### [Task to complete]
Please reproduce the records exactly, leaving out any pictures.

-- Opening Marker --

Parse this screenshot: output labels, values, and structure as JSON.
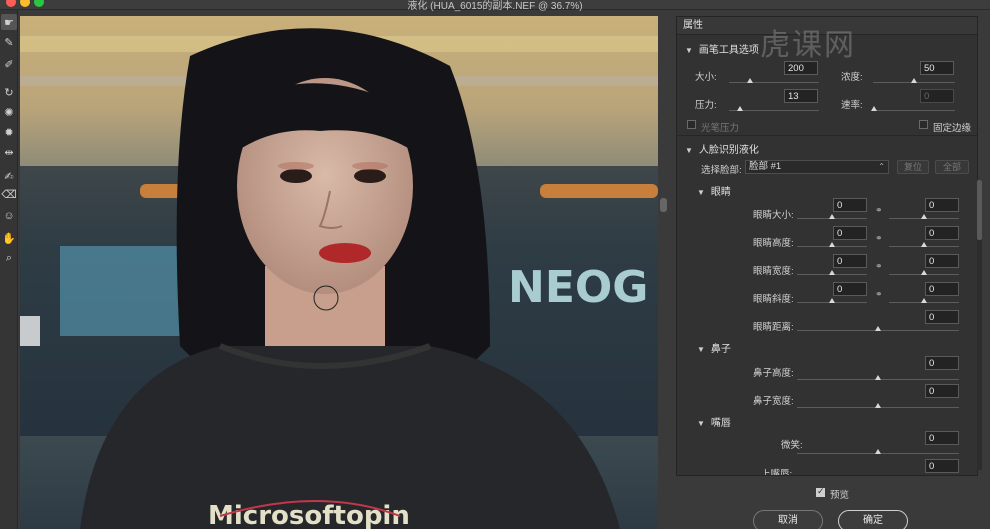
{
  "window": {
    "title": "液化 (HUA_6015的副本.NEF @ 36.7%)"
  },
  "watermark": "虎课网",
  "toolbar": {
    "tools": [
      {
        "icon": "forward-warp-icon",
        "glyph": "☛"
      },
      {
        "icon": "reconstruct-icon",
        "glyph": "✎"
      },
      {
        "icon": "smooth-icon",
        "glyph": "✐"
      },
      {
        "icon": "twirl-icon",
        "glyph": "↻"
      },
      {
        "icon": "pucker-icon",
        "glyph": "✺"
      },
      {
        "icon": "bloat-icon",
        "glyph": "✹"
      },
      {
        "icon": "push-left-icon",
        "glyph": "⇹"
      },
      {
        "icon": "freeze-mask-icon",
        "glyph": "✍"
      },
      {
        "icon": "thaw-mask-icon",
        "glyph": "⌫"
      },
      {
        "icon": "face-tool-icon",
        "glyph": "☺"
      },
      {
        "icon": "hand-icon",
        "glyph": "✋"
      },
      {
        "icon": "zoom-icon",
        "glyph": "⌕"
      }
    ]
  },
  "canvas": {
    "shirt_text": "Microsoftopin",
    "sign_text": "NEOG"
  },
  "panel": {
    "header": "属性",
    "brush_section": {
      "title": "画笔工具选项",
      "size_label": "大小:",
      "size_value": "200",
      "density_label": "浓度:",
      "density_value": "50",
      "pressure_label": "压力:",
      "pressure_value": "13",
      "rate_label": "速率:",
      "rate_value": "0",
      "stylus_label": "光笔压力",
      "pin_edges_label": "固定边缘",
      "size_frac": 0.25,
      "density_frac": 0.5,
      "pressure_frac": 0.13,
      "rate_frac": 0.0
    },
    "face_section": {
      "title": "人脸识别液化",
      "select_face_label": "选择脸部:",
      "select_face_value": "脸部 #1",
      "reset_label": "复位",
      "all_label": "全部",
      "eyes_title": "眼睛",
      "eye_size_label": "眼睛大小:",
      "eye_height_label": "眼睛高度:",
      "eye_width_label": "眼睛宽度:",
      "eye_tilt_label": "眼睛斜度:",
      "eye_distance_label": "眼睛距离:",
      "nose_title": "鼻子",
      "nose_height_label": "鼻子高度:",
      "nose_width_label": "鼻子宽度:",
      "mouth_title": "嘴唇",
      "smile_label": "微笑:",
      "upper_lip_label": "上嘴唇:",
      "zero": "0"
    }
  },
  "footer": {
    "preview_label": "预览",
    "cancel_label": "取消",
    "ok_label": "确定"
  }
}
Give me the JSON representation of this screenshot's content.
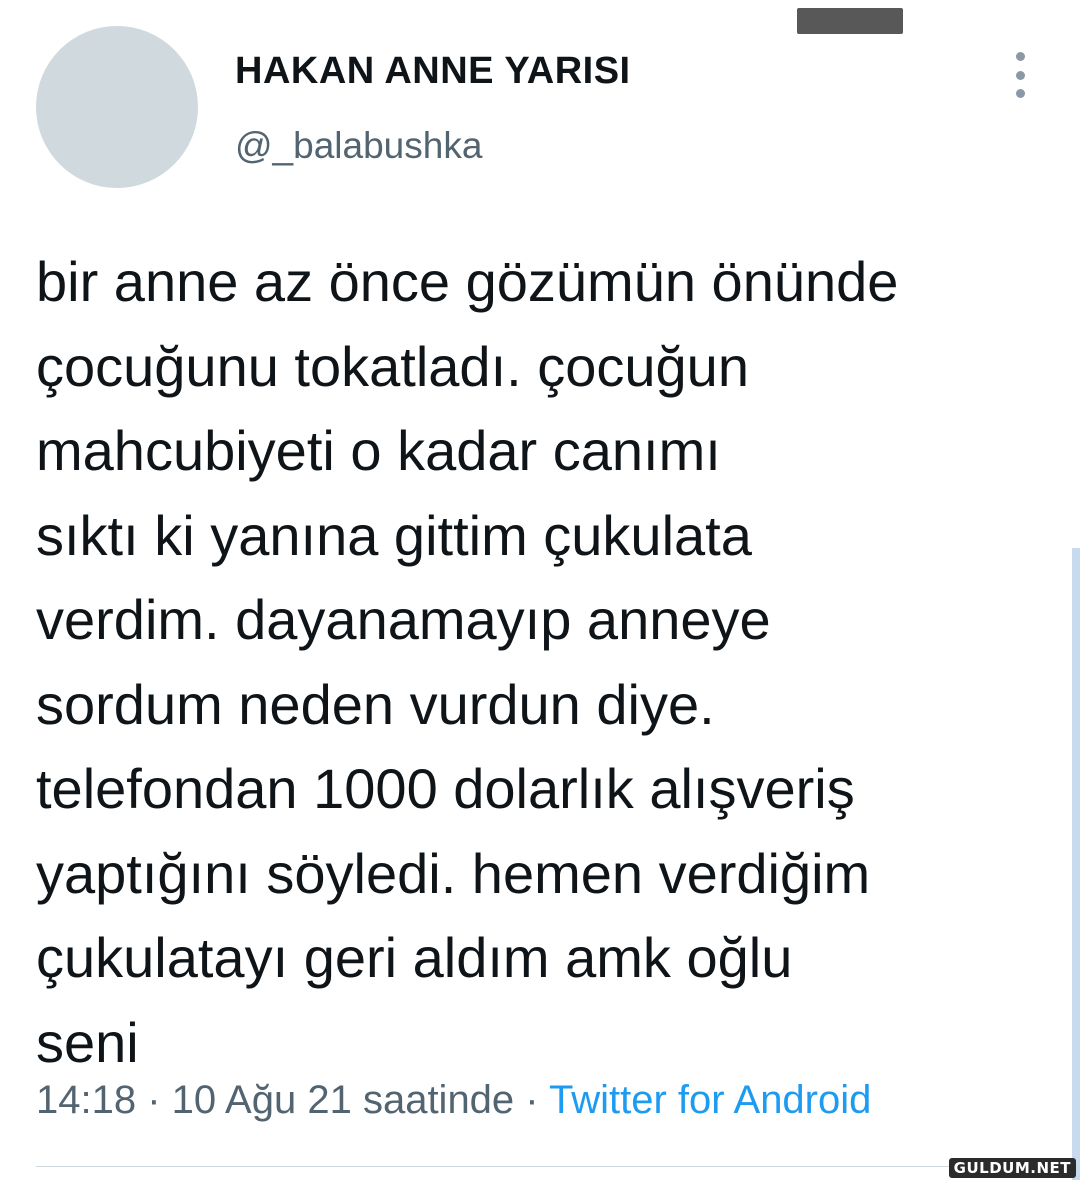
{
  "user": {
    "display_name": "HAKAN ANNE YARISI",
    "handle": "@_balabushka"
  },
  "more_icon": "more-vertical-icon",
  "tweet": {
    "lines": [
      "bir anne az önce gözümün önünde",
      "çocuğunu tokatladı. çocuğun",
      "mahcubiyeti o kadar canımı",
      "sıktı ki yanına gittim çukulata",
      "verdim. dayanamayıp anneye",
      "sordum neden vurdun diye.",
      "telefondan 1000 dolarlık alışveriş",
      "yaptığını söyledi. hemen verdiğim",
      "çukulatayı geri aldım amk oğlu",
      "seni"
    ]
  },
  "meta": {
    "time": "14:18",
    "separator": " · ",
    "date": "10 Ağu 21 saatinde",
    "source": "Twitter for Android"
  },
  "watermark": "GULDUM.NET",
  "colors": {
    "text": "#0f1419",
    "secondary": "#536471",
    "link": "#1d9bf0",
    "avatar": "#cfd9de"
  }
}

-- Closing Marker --

### [Written reply]
Parse this screenshot: output labels, values, and structure as JSON.
{
  "window": {
    "title": "液化 (HUA_6015的副本.NEF @ 36.7%)"
  },
  "watermark": "虎课网",
  "toolbar": {
    "tools": [
      {
        "icon": "forward-warp-icon",
        "glyph": "☛"
      },
      {
        "icon": "reconstruct-icon",
        "glyph": "✎"
      },
      {
        "icon": "smooth-icon",
        "glyph": "✐"
      },
      {
        "icon": "twirl-icon",
        "glyph": "↻"
      },
      {
        "icon": "pucker-icon",
        "glyph": "✺"
      },
      {
        "icon": "bloat-icon",
        "glyph": "✹"
      },
      {
        "icon": "push-left-icon",
        "glyph": "⇹"
      },
      {
        "icon": "freeze-mask-icon",
        "glyph": "✍"
      },
      {
        "icon": "thaw-mask-icon",
        "glyph": "⌫"
      },
      {
        "icon": "face-tool-icon",
        "glyph": "☺"
      },
      {
        "icon": "hand-icon",
        "glyph": "✋"
      },
      {
        "icon": "zoom-icon",
        "glyph": "⌕"
      }
    ]
  },
  "canvas": {
    "shirt_text": "Microsoftopin",
    "sign_text": "NEOG"
  },
  "panel": {
    "header": "属性",
    "brush_section": {
      "title": "画笔工具选项",
      "size_label": "大小:",
      "size_value": "200",
      "density_label": "浓度:",
      "density_value": "50",
      "pressure_label": "压力:",
      "pressure_value": "13",
      "rate_label": "速率:",
      "rate_value": "0",
      "stylus_label": "光笔压力",
      "pin_edges_label": "固定边缘",
      "size_frac": 0.25,
      "density_frac": 0.5,
      "pressure_frac": 0.13,
      "rate_frac": 0.0
    },
    "face_section": {
      "title": "人脸识别液化",
      "select_face_label": "选择脸部:",
      "select_face_value": "脸部 #1",
      "reset_label": "复位",
      "all_label": "全部",
      "eyes_title": "眼睛",
      "eye_size_label": "眼睛大小:",
      "eye_height_label": "眼睛高度:",
      "eye_width_label": "眼睛宽度:",
      "eye_tilt_label": "眼睛斜度:",
      "eye_distance_label": "眼睛距离:",
      "nose_title": "鼻子",
      "nose_height_label": "鼻子高度:",
      "nose_width_label": "鼻子宽度:",
      "mouth_title": "嘴唇",
      "smile_label": "微笑:",
      "upper_lip_label": "上嘴唇:",
      "zero": "0"
    }
  },
  "footer": {
    "preview_label": "预览",
    "cancel_label": "取消",
    "ok_label": "确定"
  }
}
Give me the JSON representation of this screenshot's content.
{
  "user": {
    "display_name": "HAKAN ANNE YARISI",
    "handle": "@_balabushka"
  },
  "more_icon": "more-vertical-icon",
  "tweet": {
    "lines": [
      "bir anne az önce gözümün önünde",
      "çocuğunu tokatladı. çocuğun",
      "mahcubiyeti o kadar canımı",
      "sıktı ki yanına gittim çukulata",
      "verdim. dayanamayıp anneye",
      "sordum neden vurdun diye.",
      "telefondan 1000 dolarlık alışveriş",
      "yaptığını söyledi. hemen verdiğim",
      "çukulatayı geri aldım amk oğlu",
      "seni"
    ]
  },
  "meta": {
    "time": "14:18",
    "separator": " · ",
    "date": "10 Ağu 21 saatinde",
    "source": "Twitter for Android"
  },
  "watermark": "GULDUM.NET",
  "colors": {
    "text": "#0f1419",
    "secondary": "#536471",
    "link": "#1d9bf0",
    "avatar": "#cfd9de"
  }
}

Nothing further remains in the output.